Joseph Edwards, head of research for Enigma Securities, an institutional and corporate-facing over-the-counter crypto firm, told Cointelegraph that regulated Bitcoin options will benefit the industry long term:
“In the short term, while we’re optimistic and we see greater and quicker utility than was the case for the monthly futures release, we suspect that the markets still have September’s lesson in memory and that it will be unlikely to move the needle either way.”
While Edwards takes a dim view of the service that Bakkt is currently offering, he admitted that the discrepancy in volumes since the platform’s launch could come down to low usage from day traders, adding that, “What Bakkt currently offers in terms of its futures product does not provide game-changing utility.”
For Edwards, although the ripples from the Chinese government’s shift on blockchain might have had an immediate effect, it could be unwise to assume that institutional investment will be similarly impacted:
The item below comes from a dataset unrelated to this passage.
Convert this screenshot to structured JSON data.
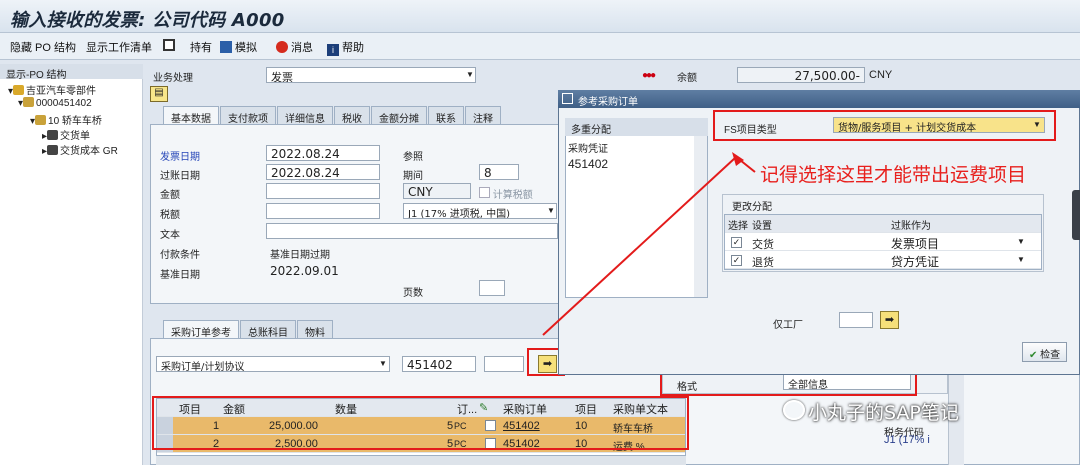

“We are taking a wait-and-see approach here, and would caution against assuming too much too quickly. The real implications for development are more likely going to be felt in the 1–3 year timespan than right away; we see it as fairly neutral for institutional interest in the short term.”
Bakkt pairs up with Starbucks
Although most of Bakkt’s commercial services have targeted institutional investment, the firm announced its entrance into the mobile payments sector with a new app-based project. Building on the momentum of the record volumes witnessed in its Bitcoin futures platform, the company announced in an Oct. 28 blog post that it would launch an app to help customers “unlock the value of digital assets.”
Thin on substance but big on ambition, the announcement revealed that the coffee behemoth Starbucks would accept digital payments in its stores. Starbucks’ vice president of partnerships and payments, Maria Smith, said:
“Starbucks will play a pivotal role in developing practical, trusted and regulated applications for consumers to convert their digital assets into US dollars for use at Starbucks.”
It remains unclear exactly how Bakkt will exchange digital assets into USD at points-of-sale. Smith indicated that the system for Starbucks Rewards, which has around 15 million members, could serve as a template for the payments scheme. Mike Novogratz, head of cryptocurrency merchant bank Digital Galaxy, tweeted his view that the venture from Bakkt and Starbucks is a sign that crypto acceptance is just around the corner:
“Follow this space. I.e., this is a big deal. Crypto acceptance is coming. Bakkt to launch consumer app in the first half of 2020; will test product with Starbucks.”
Joe Weisenthal, editor of Bloomberg Business and prominent finance commentator, criticized Novogratz’s tweet, commenting that coffee can already be bought with a wide range of payment systems and that the introduction of a crypto option was unlikely to change anything, saying: “I disagree. It is incredibly easy to buy coffee these days with a range of payment systems, and I can’t fathom how or why a crypto-based system will improve anything.”